Both actions offer the potential for financial benefit for Clinton. But both also could backfire.
Sanders has gained traction with his core argument that special interests have “rigged” the economy against the lower and middle classes. Although Clinton has repeatedly denied that she has been influenced by donations or speaking fees from Wall Street, the likely new flow of money to her campaign could add grist to Sanders’s case.
As if to prove the point, the Sanders campaign issued a news release Friday with this headline: “Clinton Wall Street-Funded Super PAC Enters Democratic Primary Against Sanders.” And later in the day, Sanders’s campaign communications director, Michael Briggs, called the DNC decision “an unfortunate step backward. We support the restrictions that President Obama put in place at the DNC, and we hope Secretary Clinton will join us in supporting the president.”
Sanders has received the vast majority of his funding through online, small-dollar donations. He has said regularly on the campaign trail that the average donation to his campaign is $27.
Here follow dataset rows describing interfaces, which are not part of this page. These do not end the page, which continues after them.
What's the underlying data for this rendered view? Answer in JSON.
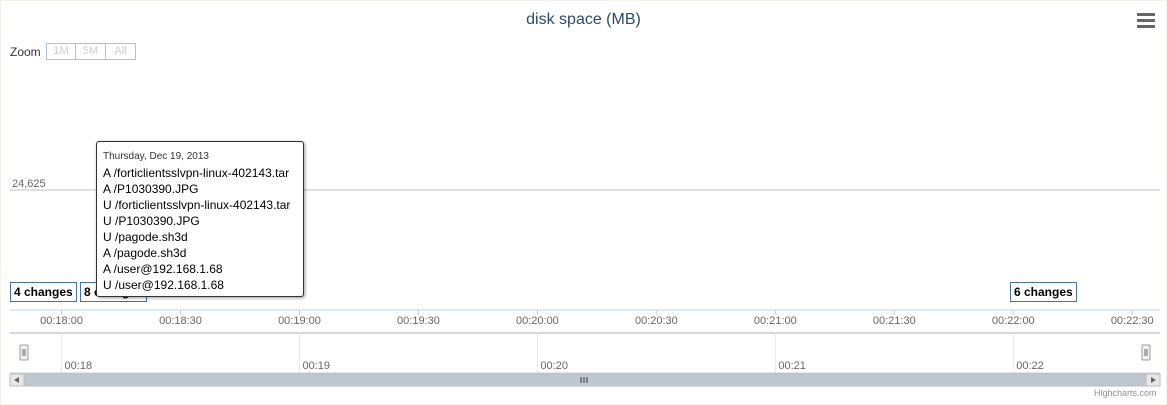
{
  "chart_data": {
    "type": "line",
    "title": "disk space (MB)",
    "y_ticks": [
      "24,625"
    ],
    "x_ticks": [
      "00:18:00",
      "00:18:30",
      "00:19:00",
      "00:19:30",
      "00:20:00",
      "00:20:30",
      "00:21:00",
      "00:21:30",
      "00:22:00",
      "00:22:30"
    ],
    "xlim": [
      "00:17:47",
      "00:22:37"
    ],
    "flags": [
      {
        "time": "00:17:47",
        "label": "4 changes"
      },
      {
        "time": "00:18:05",
        "label": "8 changes"
      },
      {
        "time": "00:22:00",
        "label": "6 changes"
      }
    ],
    "navigator": {
      "ticks": [
        "00:18",
        "00:19",
        "00:20",
        "00:21",
        "00:22"
      ]
    },
    "grid": true,
    "legend": "none"
  },
  "zoom": {
    "label": "Zoom",
    "buttons": [
      "1M",
      "5M",
      "All"
    ]
  },
  "tooltip": {
    "date": "Thursday, Dec 19, 2013",
    "lines": [
      "A /forticlientsslvpn-linux-402143.tar",
      "A /P1030390.JPG",
      "U /forticlientsslvpn-linux-402143.tar",
      "U /P1030390.JPG",
      "U /pagode.sh3d",
      "A /pagode.sh3d",
      "A /user@192.168.1.68",
      "U /user@192.168.1.68"
    ]
  },
  "credits": "Highcharts.com",
  "colors": {
    "title": "#274b6d",
    "flag_border": "#4572a7",
    "grid": "#c0c0c0",
    "navigator_bg": "#f2f2f2"
  },
  "icons": {
    "menu": "hamburger-menu-icon",
    "scroll_left": "arrow-left-icon",
    "scroll_right": "arrow-right-icon",
    "grip": "grip-icon"
  }
}
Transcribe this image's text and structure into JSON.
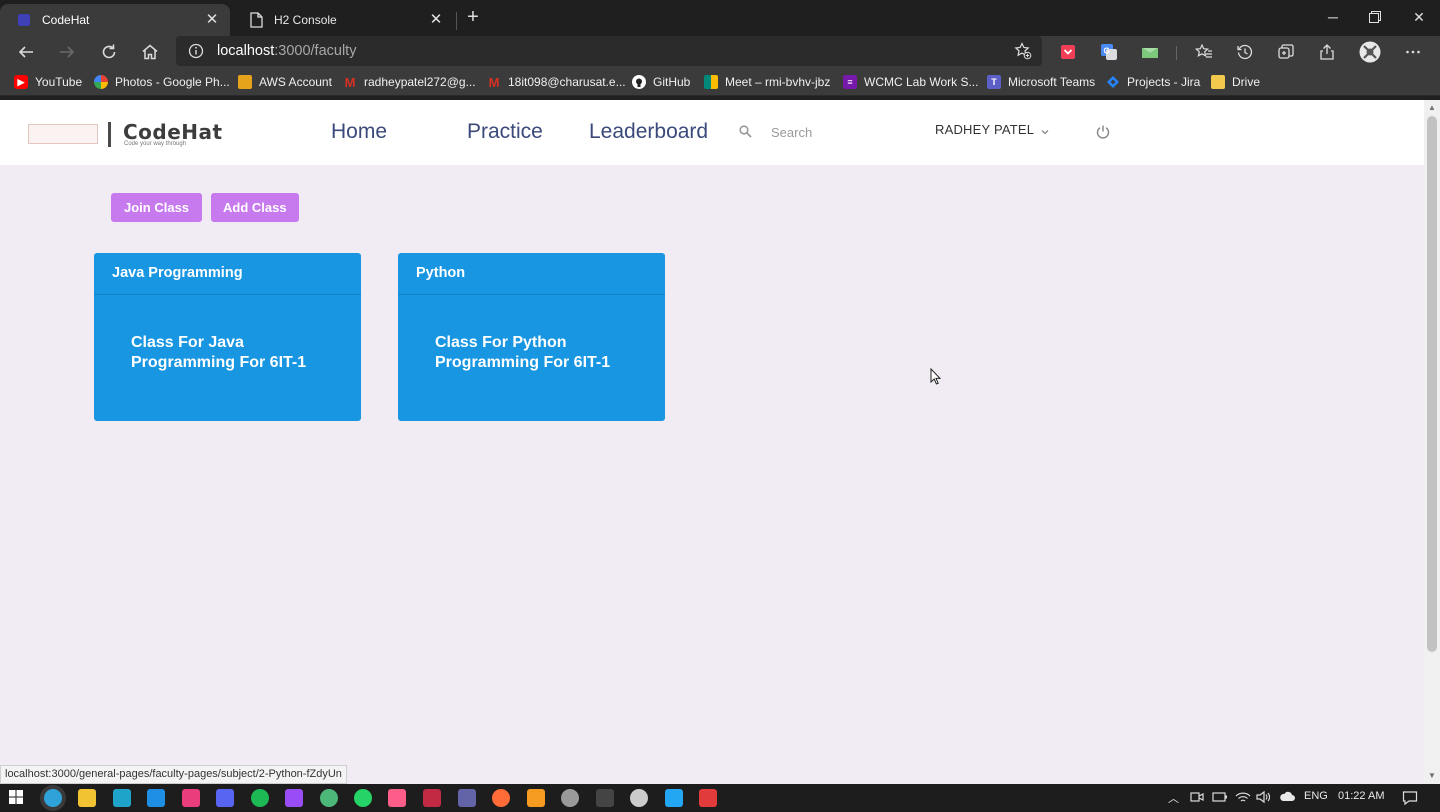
{
  "browser": {
    "tabs": [
      {
        "title": "CodeHat",
        "active": true
      },
      {
        "title": "H2 Console",
        "active": false
      }
    ],
    "address_host": "localhost",
    "address_path": ":3000/faculty",
    "bookmarks": [
      {
        "label": "YouTube",
        "icon": "youtube-icon",
        "color": "#ff0000"
      },
      {
        "label": "Photos - Google Ph...",
        "icon": "google-photos-icon",
        "color": "#fbbc04"
      },
      {
        "label": "AWS Account",
        "icon": "aws-icon",
        "color": "#e5a21b"
      },
      {
        "label": "radheypatel272@g...",
        "icon": "gmail-icon",
        "color": "#d93025"
      },
      {
        "label": "18it098@charusat.e...",
        "icon": "gmail-icon",
        "color": "#d93025"
      },
      {
        "label": "GitHub",
        "icon": "github-icon",
        "color": "#ffffff"
      },
      {
        "label": "Meet – rmi-bvhv-jbz",
        "icon": "google-meet-icon",
        "color": "#00897b"
      },
      {
        "label": "WCMC Lab Work S...",
        "icon": "onenote-icon",
        "color": "#7719aa"
      },
      {
        "label": "Microsoft Teams",
        "icon": "teams-icon",
        "color": "#5b5fc7"
      },
      {
        "label": "Projects - Jira",
        "icon": "jira-icon",
        "color": "#2684ff"
      },
      {
        "label": "Drive",
        "icon": "folder-icon",
        "color": "#f2c94c"
      }
    ],
    "status_url": "localhost:3000/general-pages/faculty-pages/subject/2-Python-fZdyUn"
  },
  "app": {
    "logo_name": "CodeHat",
    "logo_tagline": "Code your way through",
    "nav": {
      "home": "Home",
      "practice": "Practice",
      "leaderboard": "Leaderboard"
    },
    "search_placeholder": "Search",
    "user_name": "RADHEY PATEL",
    "buttons": {
      "join": "Join Class",
      "add": "Add Class"
    },
    "classes": [
      {
        "name": "Java Programming",
        "description": "Class For Java Programming For 6IT-1"
      },
      {
        "name": "Python",
        "description": "Class For Python Programming For 6IT-1"
      }
    ],
    "colors": {
      "accent_button": "#c779ee",
      "card": "#1896e2",
      "page_bg": "#f1ecf3",
      "nav_text": "#3b4a7a"
    }
  },
  "taskbar": {
    "apps": [
      {
        "icon": "windows-start-icon",
        "color": "#ffffff"
      },
      {
        "icon": "edge-icon",
        "color": "#2fa3d9"
      },
      {
        "icon": "file-explorer-icon",
        "color": "#f1c232"
      },
      {
        "icon": "l-app-icon",
        "color": "#1ea4c9"
      },
      {
        "icon": "mail-icon",
        "color": "#1f8fe5"
      },
      {
        "icon": "media-player-icon",
        "color": "#ea3d7b"
      },
      {
        "icon": "discord-icon",
        "color": "#5865f2"
      },
      {
        "icon": "spotify-icon",
        "color": "#1db954"
      },
      {
        "icon": "premiere-icon",
        "color": "#9a4cf6"
      },
      {
        "icon": "maps-icon",
        "color": "#4db77a"
      },
      {
        "icon": "whatsapp-icon",
        "color": "#25d366"
      },
      {
        "icon": "intellij-icon",
        "color": "#fc5d89"
      },
      {
        "icon": "brackets-icon",
        "color": "#c22a43"
      },
      {
        "icon": "teams-icon",
        "color": "#6264a7"
      },
      {
        "icon": "postman-icon",
        "color": "#ff6c37"
      },
      {
        "icon": "sublime-icon",
        "color": "#f49b20"
      },
      {
        "icon": "obs-icon",
        "color": "#9a9a9a"
      },
      {
        "icon": "terminal-icon",
        "color": "#444444"
      },
      {
        "icon": "github-desktop-icon",
        "color": "#cccccc"
      },
      {
        "icon": "vscode-icon",
        "color": "#23a7f2"
      },
      {
        "icon": "screen-recorder-icon",
        "color": "#e23b3b"
      }
    ],
    "language": "ENG",
    "time": "01:22 AM"
  }
}
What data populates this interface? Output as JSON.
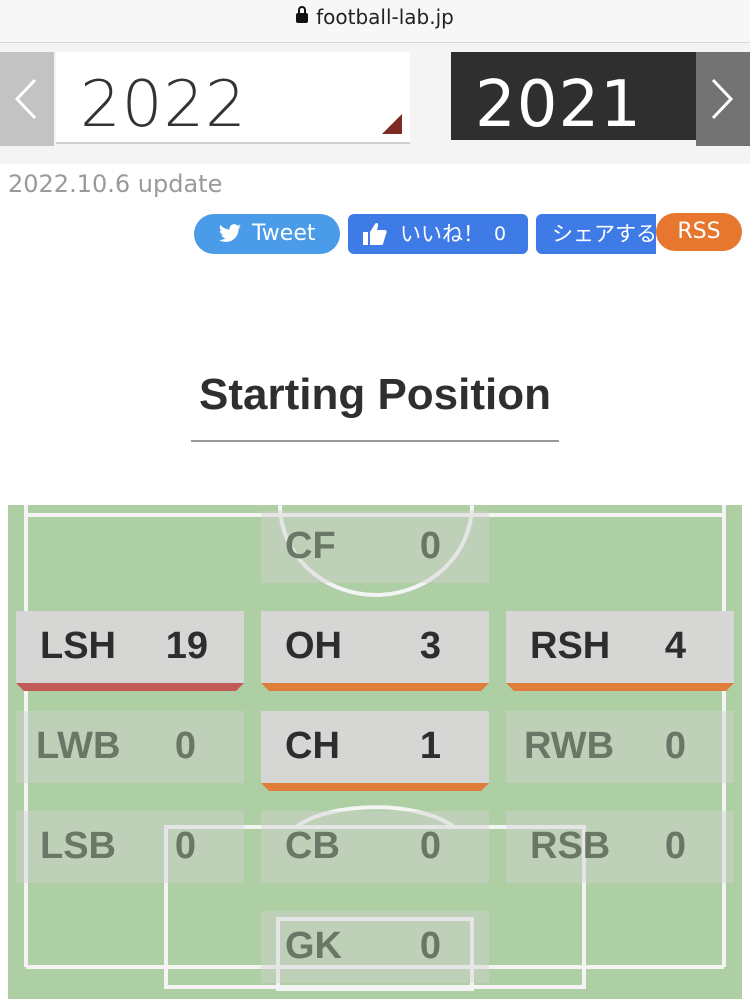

Although Clinton carried a financial advantage for most of the campaign, Sanders has outpaced her in fundraising since the year began.
[Sanders’s fundraising prowess boosts his post-New Hampshire efforts]
During Thursday night’s PBS debate in Milwaukee, Clinton attempted to distance herself from Priorities USA and the donations it has received from Wall Street players, noting that the group was first started to support Obama’s reelection. “It’s not my PAC,” she said.
The early engagement by Priorities marks the first major infusion of super PAC money on Clinton’s behalf. The independent committee is spearheading a $4.5 million push to drive early turnout of African Americans, Latinos and women in March primary states. The effort is in partnership with the League of Conservation Voters, an environmental advocacy organization, and Emily’s List, which works to elect Democratic women.
Separately, the super PAC is spending $500,000 to launch a radio ad campaign in South Carolina beginning Friday, casting Clinton as the candidate to build on Obama’s legacy.
Guy Cecil, chief strategist for Priorities, said the new ads will solely focus on positive messages about Clinton. He described the early-vote campaign as an effort that will also pay dividends this fall if she is the Democratic nominee.
“It’s very clear for us that both in the primary and the general election, women, African American and Latino voters are an important part of the Clinton coalition,” Cecil said.
The DNC’s decision, meanwhile, was made months ago but announced Friday. It allows the party to collect money from lobbyists and PACs in preparation for the general election, a move that would benefit Clinton if she were the nominee. Sanders has condemned the decision and called on the DNC to reverse it.
The 2008 lobbyist ban was a symbolic way for Obama to put his stamp on the party during a campaign in which he promised voters that “we are going to change how Washington works.”
At the time, lobbyists and corporate advocates in Washington complained about the ban and other limitations imposed by the new administration. The only portion of the ban now remaining in place is a rule that lobbyists and PAC representatives cannot attend events that feature Obama, Vice President Biden or their spouses, according to Mark Paustenbach, deputy communications director for the DNC.
“The DNC’s recent change in guidelines will ensure that we continue to have the resources and infrastructure in place to best support whoever emerges as our eventual nominee,” Paustenbach said in an email. “Electing a Democrat to the White House is vital to building on the progress we’ve made over the last seven years, which has resulted in a record 71 straight months of private-sector job growth and nearly 14 million new jobs.”
The decision allows lobbyists and PACs to contribute to the Hillary Victory Fund, a joint fundraising committee between the Clinton campaign and the party that raised $26.7 million through the end of 2015. Sanders has set up a similar joint fundraising committee, but Federal Election Commission records show that it has not been active, raising just $1,000.